    I'm not so clear that within a few years the GOP wont lose it's ability to be a fly in the ointment on any kind of progress whether economic or social. For one thing, they have as is typical for them defiantly learned nothing from 2012 but have no tabled immigration reform and claiming that they'll be able to somehow convince anyone that it was the Democrats who killed it by not giving into their demands.

    In the next 10 to 20 years we'll get here I think. Liberals may get a better deal this way. I see the liberal hand as strong enough that there's no need to accept any table scraps at this point.

    I see your argument on the idea that the labor market has changed as interesting. However, even so, it's not clear why the MW is the culprit. Australia has a very high MW and are doing fine.

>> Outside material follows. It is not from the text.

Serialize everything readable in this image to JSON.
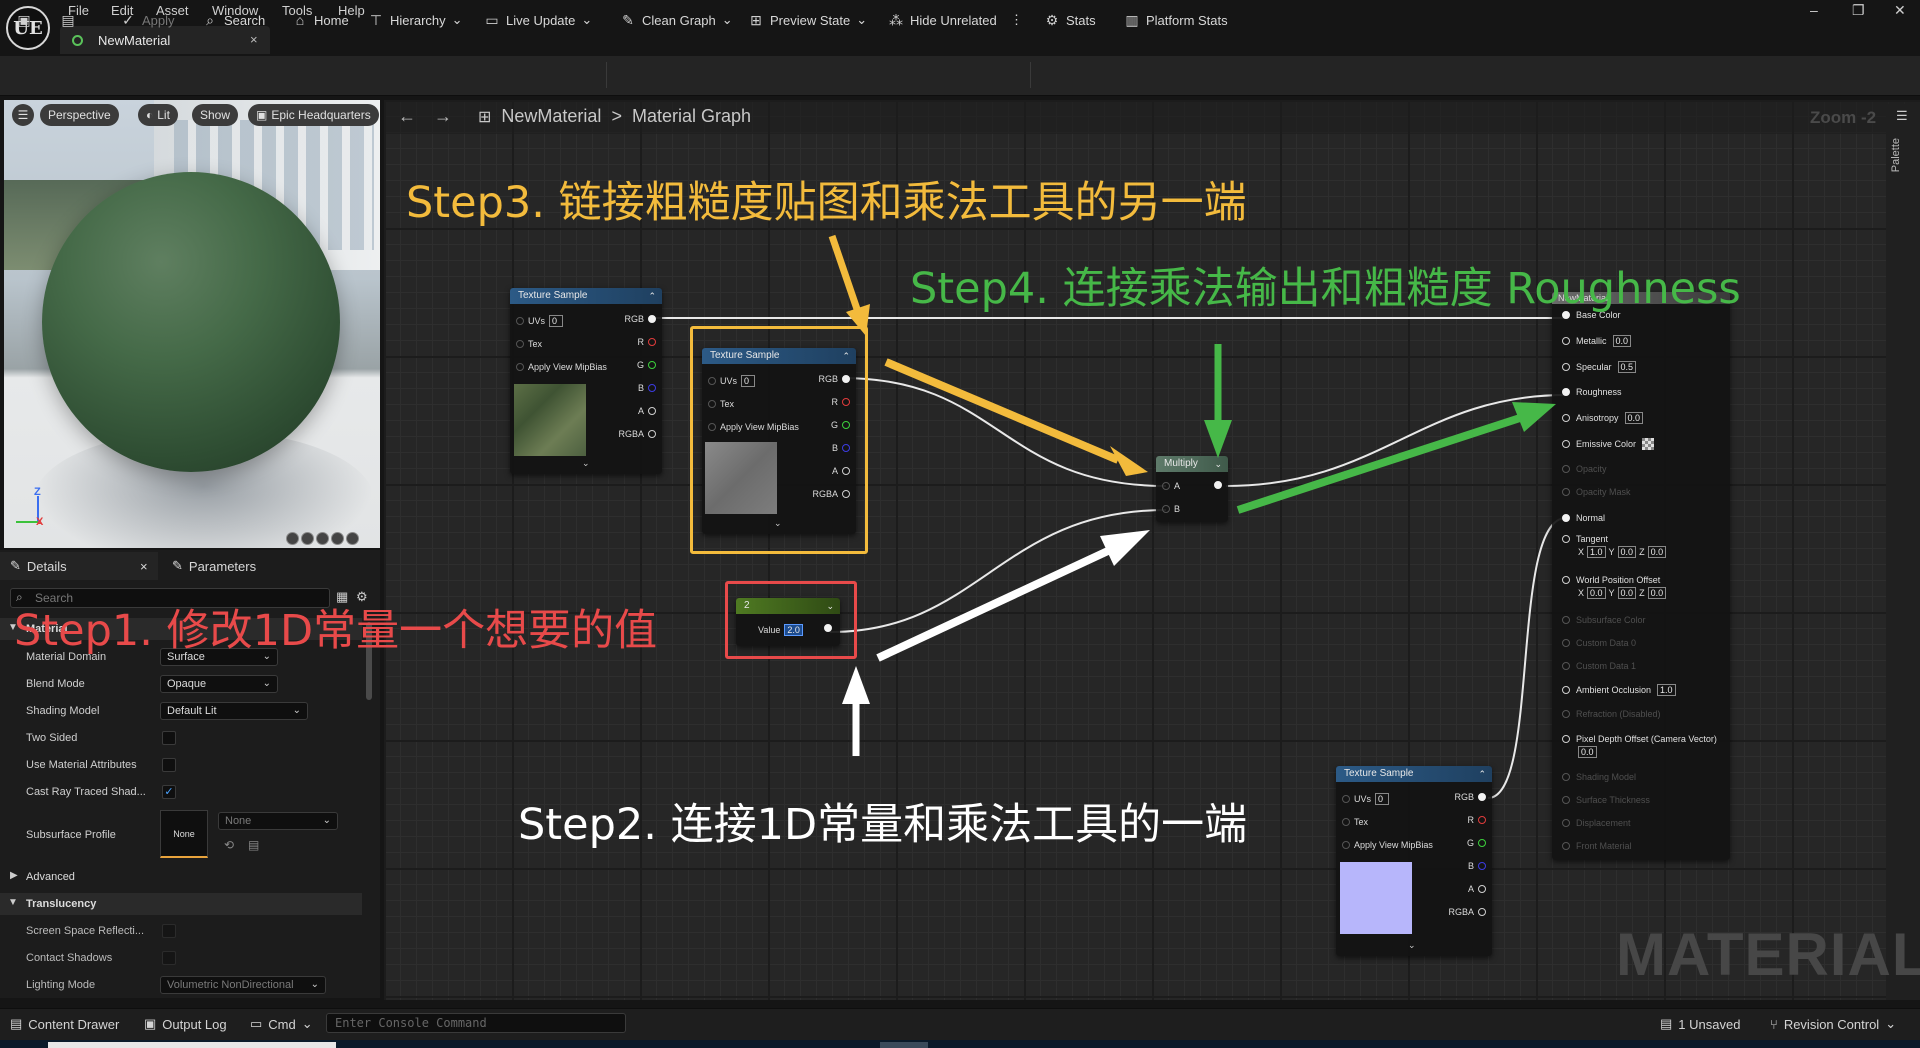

  8. Sax, the biggest argument I had with Scott was about how it was smart for GOP to leave Dem POTUS with a recession, so he'd have to cut government spending.

    Basically, I expected Obama to have to do a "end welfare as we know it" - just like Clinton had.

    And when I look at the current "recovery" taking so damn long, I 1) wish we had moved to NGDPLT 2) blame Obama for not pulling a Clinton.

    Public opinion doesn't matter.

    It absolutely matters in the sense of we have to craft policies that can pass, this is 100% true.

    But "public opinion" has no love of Minimum Wage compared to a GI/CYB.

    The millennial creative class laden Occupy Crowd, the Congressional Black Caucus, the Tea Party - ALL OF THEM, dude the bases of both parties, would LOVE to have a Guaranteed Income where every welfare recipient has to work.

    Make no mistake, GI/CYB or some close variant is a technological certainty.

    Like P2P to hollywood, or Bitcoin to Money or "cloud" to personal computers or MOOCs to edu or Amazon to retail or Netflix to broadcast TV...

    GI/CYB is to welfare. It just happens, and the first place it happens, the productivity consumption gains are so great, it spreads.

    It'll even happen in Australia.

    Note: ask Scott this, he'll tell you, NGDPLT will ALSO make the economy suffer less with a higher minimum wage (see Aus)... that doesn't make MW right, but it should open your eyes to the strength of MP.